LONDON (AP) — Britain has a ''reckless'' policy on biofuels and should stop promoting their production because they do more harm than good to the environment, according to a parliamentary report published Monday.
Parliament's environmental audit committee said production leads to the destruction of forests and requires energy-intensive processing.
''The government and EU has moved too quickly to stimulate the use of biofuels,'' the report said.
Biofuels come from a range of products such as sugar beet and wheat and produce less harmful emissions when used to power vehicles. Transport accounts for a quarter of Britain's greenhouse gases.
The government has promoted biofuels by cutting duties and forcing fuel suppliers to ensure at least 5 percent of sales are from renewable sources through the Road Transport Fuel Obligation, which takes effect in April.

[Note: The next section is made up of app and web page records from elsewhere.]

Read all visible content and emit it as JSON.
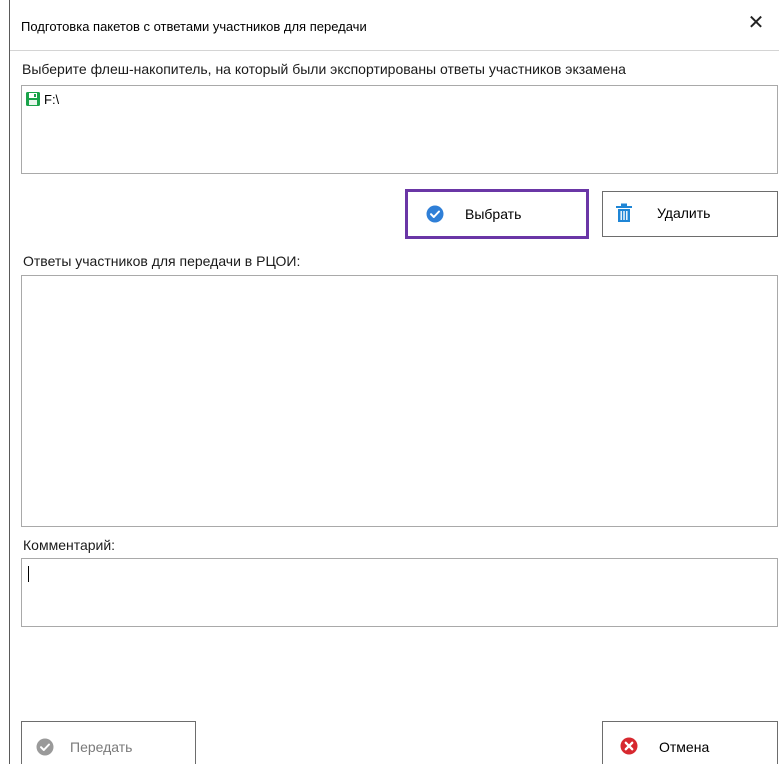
{
  "dialog": {
    "title": "Подготовка пакетов с ответами участников для передачи",
    "close_symbol": "✕"
  },
  "drive_section": {
    "label": "Выберите флеш-накопитель, на который были экспортированы ответы участников экзамена",
    "drives": [
      {
        "name": "F:\\",
        "icon": "floppy-disk-icon",
        "icon_color": "#1aa34a"
      }
    ]
  },
  "actions": {
    "select_label": "Выбрать",
    "delete_label": "Удалить"
  },
  "answers_section": {
    "label": "Ответы участников для передачи в РЦОИ:",
    "items": []
  },
  "comment_section": {
    "label": "Комментарий:",
    "value": ""
  },
  "footer": {
    "transfer_label": "Передать",
    "cancel_label": "Отмена"
  },
  "colors": {
    "accent_check": "#2f7fd7",
    "delete_icon": "#1f86d6",
    "cancel_icon": "#d7282f",
    "focus_border": "#6a36a6",
    "disabled_icon": "#9a9a9a"
  }
}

The committee, however, concluded current biofuels were unlikely to improve fuel security, that agricultural subsidies for them were unsustainable, and that they would push up food prices.

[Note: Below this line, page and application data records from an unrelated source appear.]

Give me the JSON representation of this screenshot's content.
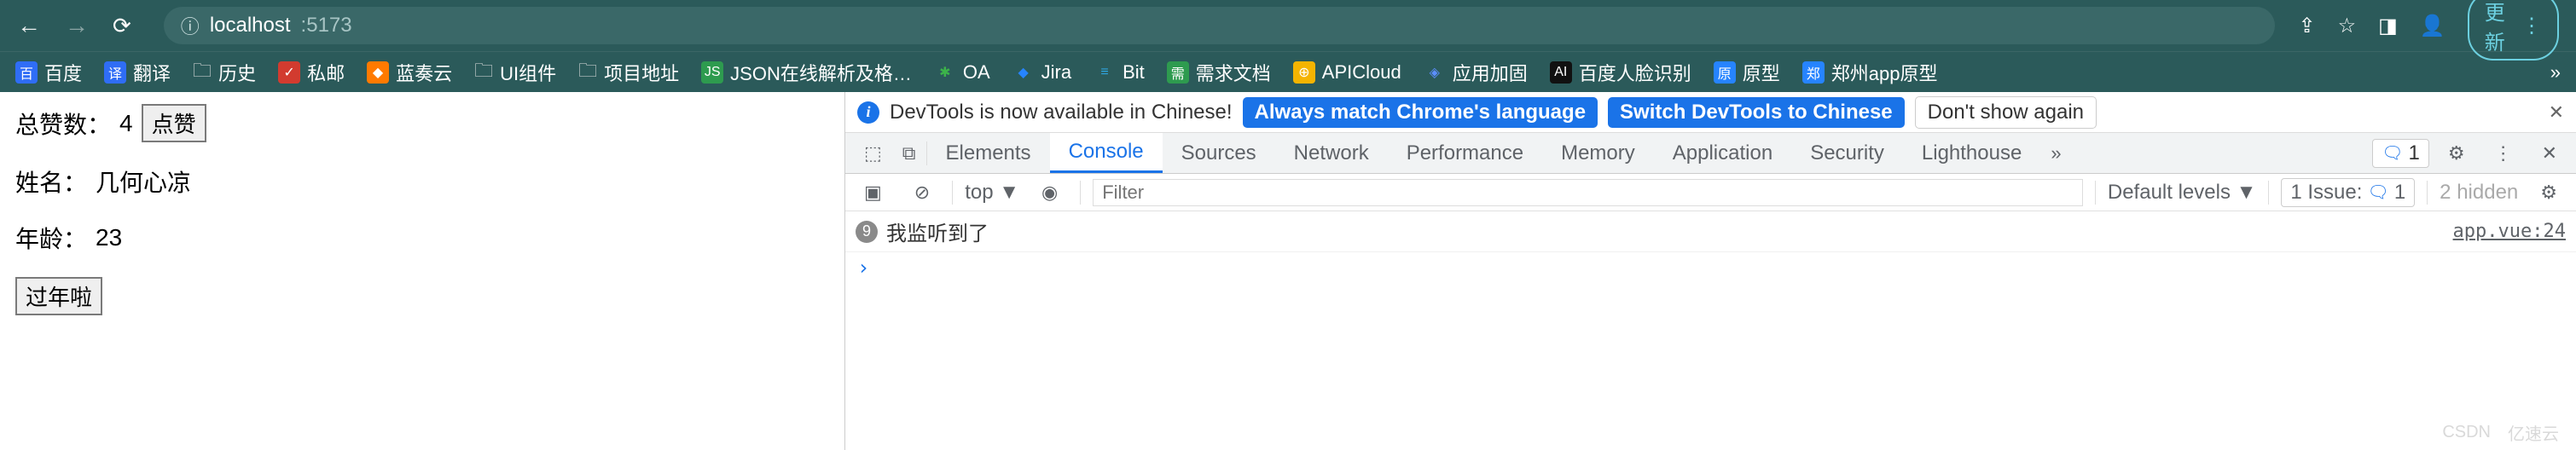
{
  "browser": {
    "url_host": "localhost",
    "url_port": ":5173",
    "update_label": "更新"
  },
  "bookmarks": [
    {
      "label": "百度",
      "color": "#2f6df6"
    },
    {
      "label": "翻译",
      "color": "#2f6df6"
    },
    {
      "label": "历史",
      "folder": true
    },
    {
      "label": "私邮",
      "color": "#d23b2f"
    },
    {
      "label": "蓝奏云",
      "color": "#ff7a00"
    },
    {
      "label": "UI组件",
      "folder": true
    },
    {
      "label": "项目地址",
      "folder": true
    },
    {
      "label": "JSON在线解析及格…",
      "color": "#2e9b4f"
    },
    {
      "label": "OA",
      "color": "#3cb34a"
    },
    {
      "label": "Jira",
      "color": "#2684ff"
    },
    {
      "label": "Bit",
      "color": "#2fa6e0"
    },
    {
      "label": "需求文档",
      "color": "#2e9b4f"
    },
    {
      "label": "APICloud",
      "color": "#f5b400"
    },
    {
      "label": "应用加固",
      "color": "#3c3cff"
    },
    {
      "label": "百度人脸识别",
      "color": "#111"
    },
    {
      "label": "原型",
      "color": "#2684ff"
    },
    {
      "label": "郑州app原型",
      "color": "#2684ff"
    }
  ],
  "page": {
    "likes_label": "总赞数：",
    "likes_value": "4",
    "like_btn": "点赞",
    "name_label": "姓名：",
    "name_value": "几何心凉",
    "age_label": "年龄：",
    "age_value": "23",
    "birthday_btn": "过年啦"
  },
  "devtools": {
    "banner": {
      "text": "DevTools is now available in Chinese!",
      "btn1": "Always match Chrome's language",
      "btn2": "Switch DevTools to Chinese",
      "btn3": "Don't show again"
    },
    "tabs": [
      "Elements",
      "Console",
      "Sources",
      "Network",
      "Performance",
      "Memory",
      "Application",
      "Security",
      "Lighthouse"
    ],
    "active_tab": "Console",
    "issues_count": "1",
    "console_bar": {
      "context": "top ▼",
      "filter_placeholder": "Filter",
      "levels": "Default levels ▼",
      "issue_label": "1 Issue:",
      "issue_count": "1",
      "hidden": "2 hidden"
    },
    "console": {
      "count": "9",
      "message": "我监听到了",
      "source": "app.vue:24",
      "prompt": "›"
    }
  },
  "watermark": {
    "a": "CSDN",
    "b": "亿速云"
  }
}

''Transport biofuels have received disproportionate attention and funding in comparison to other policies which could reduce greenhouse gas emissions at lower environmental risk and lower cost,'' the report said.
A Transport Department spokeswoman said the government would respond to the report in detail.
''We agree that biofuels are not a 'silver bullet' — they are part of a package of measures to reduce the environmental impact of road transport, backed up by record investment in public transport,'' she said on condition of anonymity in line with her department's policy.